Sadly, in addition to giving things away, we’ve also had things taken. We’ve had churches cut and paste our logo, take our website code and copy it completely, had ministry leaders cut and paste documents of ours, put their name on them to then post online as if it were their content, and even seen other pastors fired for preaching our sermons verbatim. We're not the only church called Mars Hill, and occasionally there arises confusion between us and other churches that share the "Mars Hill" name, particularly as we now have our churches in four states. This was the case recently when one of our members called us to find out if we had planted Mars Hill churches in the Sacramento, California area. We had not, but when we went to these churches’ websites, it was obvious to us how people could be confused. Each of these three connected churches in the Sacramento region—planted in 2006, 2007, and 2010—bore the "Mars Hill" name and their logo was substantially similar to the logo we've used since 1996. When cases like this arise in the business world, it's customary for a law office to send a notice asking the other organization to adjust their branding to differentiate it. This is commonly referred to as a cease and desist letter. On September 27, 2011, our legal counsel sent such a letter to these three Mars Hill churches requesting that they change their logo and name. In hindsight, we realize now that the way we went about raising our concerns, while acceptable in the business world, is not the way we should deal with fellow Christians. On Friday we spoke with the pastor of Mars Hill in Sacramento to apologize for the way we went about this. We had a very productive conversation and look forward to continuing that conversation in the days and weeks ahead. We made a mistake in not calling these churches prior to sending the letter. We should have picked up the phone before sending any other communication. Unfortunately, rather than hearing from the church in Sacramento, we began hearing that the matter was instead being speculated on by a blogger who did not verify any facts with us and, as a result, provided an inaccurate version of what transpired.

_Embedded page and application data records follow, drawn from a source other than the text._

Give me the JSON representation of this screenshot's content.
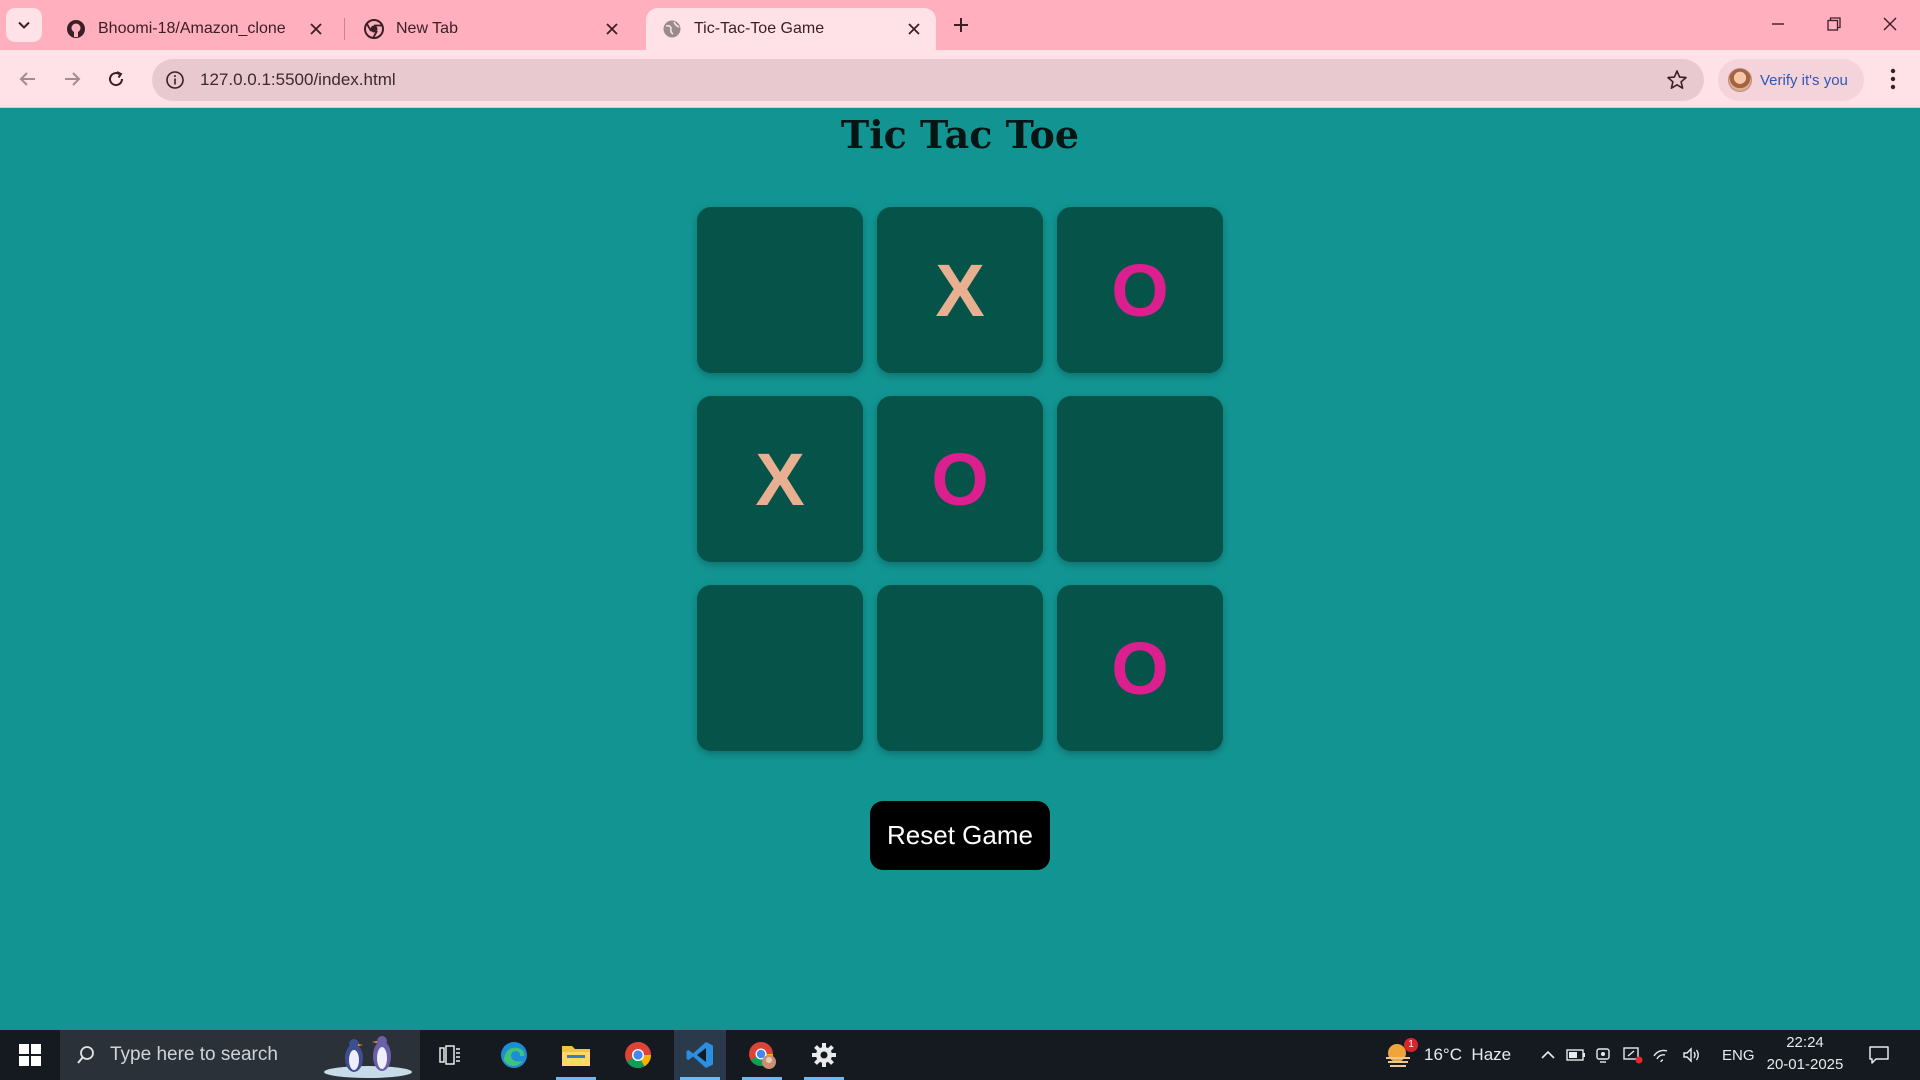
{
  "browser": {
    "tabs": [
      {
        "title": "Bhoomi-18/Amazon_clone",
        "icon": "github-icon",
        "active": false
      },
      {
        "title": "New Tab",
        "icon": "chrome-icon",
        "active": false
      },
      {
        "title": "Tic-Tac-Toe Game",
        "icon": "globe-icon",
        "active": true
      }
    ],
    "url": "127.0.0.1:5500/index.html",
    "profile_label": "Verify it's you"
  },
  "game": {
    "title": "Tic Tac Toe",
    "board": [
      "",
      "X",
      "O",
      "X",
      "O",
      "",
      "",
      "",
      "O"
    ],
    "reset_label": "Reset Game",
    "colors": {
      "x": "#e8b090",
      "o": "#db1f8f",
      "cell": "#06534a",
      "background": "#129592"
    }
  },
  "taskbar": {
    "search_placeholder": "Type here to search",
    "apps": [
      "task-view-icon",
      "edge-icon",
      "file-explorer-icon",
      "chrome-icon",
      "vscode-icon",
      "chrome-profile-icon",
      "settings-icon"
    ],
    "weather": "16°C  Haze",
    "weather_badge": "1",
    "language": "ENG",
    "time": "22:24",
    "date": "20-01-2025"
  }
}
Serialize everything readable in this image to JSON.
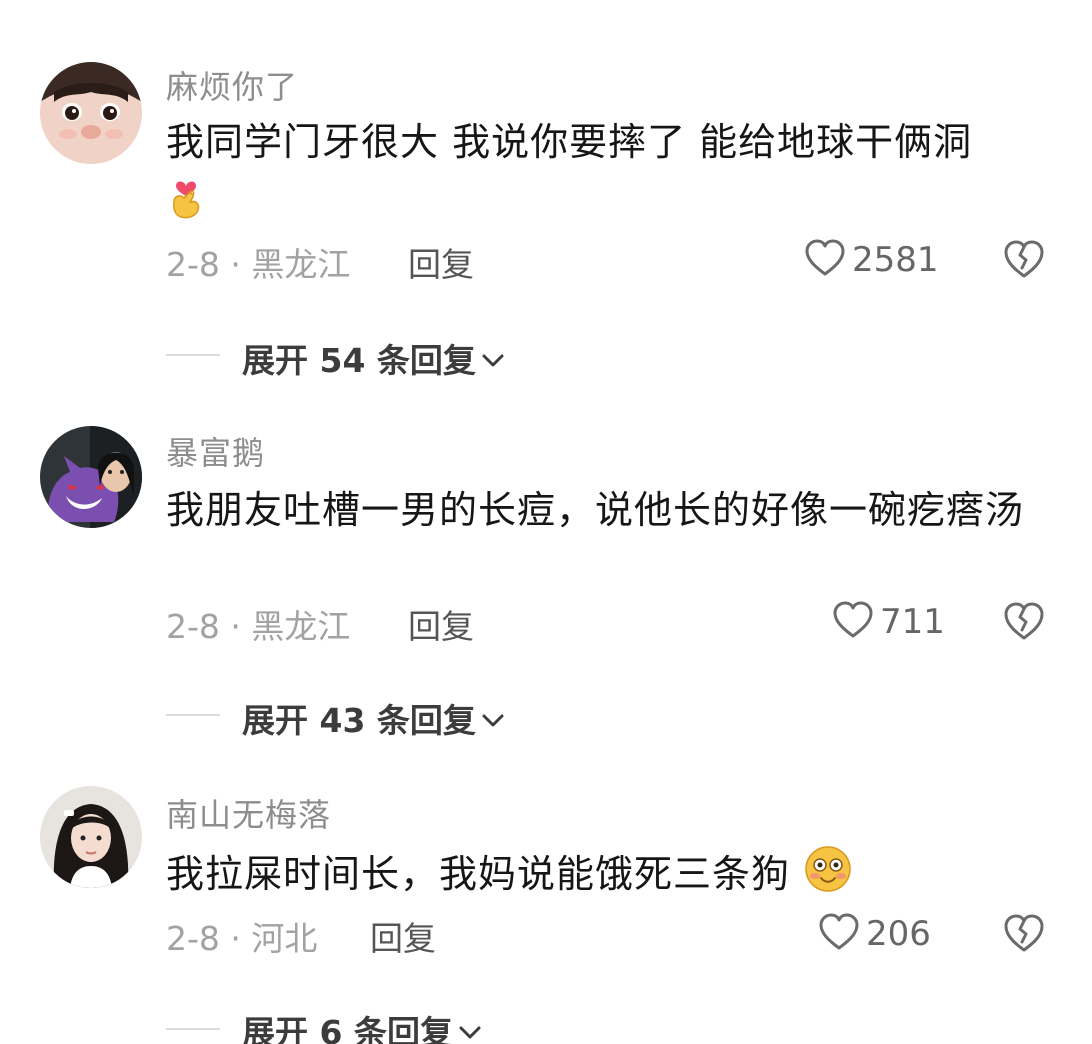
{
  "comments": [
    {
      "username": "麻烦你了",
      "text": "我同学门牙很大 我说你要摔了 能给地球干俩洞",
      "emoji": "finger-heart-emoji",
      "date_location": "2-8 · 黑龙江",
      "reply_label": "回复",
      "likes": "2581",
      "expand_label": "展开 54 条回复"
    },
    {
      "username": "暴富鹅",
      "text": "我朋友吐槽一男的长痘，说他长的好像一碗疙瘩汤",
      "date_location": "2-8 · 黑龙江",
      "reply_label": "回复",
      "likes": "711",
      "expand_label": "展开 43 条回复"
    },
    {
      "username": "南山无梅落",
      "text": "我拉屎时间长，我妈说能饿死三条狗",
      "emoji": "flushed-smile-emoji",
      "date_location": "2-8 · 河北",
      "reply_label": "回复",
      "likes": "206",
      "expand_label": "展开 6 条回复"
    }
  ],
  "icons": {
    "like": "heart-outline-icon",
    "dislike": "broken-heart-icon",
    "expand": "chevron-down-icon"
  },
  "colors": {
    "username": "#8d8d8d",
    "text": "#161616",
    "meta": "#a2a2a2",
    "icon": "#6b6b6b"
  }
}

This blog post from us is intended to alleviate any confusion. As a clarification, we have not sued any churches and have no plans to sue any churches. We have not sent any similar letters to any other "Mars Hill" churches, and we are not planning on asking any church with "Mars Hill" in their name to change their name.
It seems pretty ironic, then, that Mars Hill itself had a culture in which writers working on behalf of an organization like Docent could submit research writing that was passed off, according to at least one account, as the work of Mark Driscoll. If this has been, indeed, the case, then there was a galactic sized double standard at play for Mark Driscoll if he had work passed off as his that he didn't write while Mars Hill had publicly expressed regret that their stuff was being copied without credit. That sort of hypocrisy seems ... pretty bad.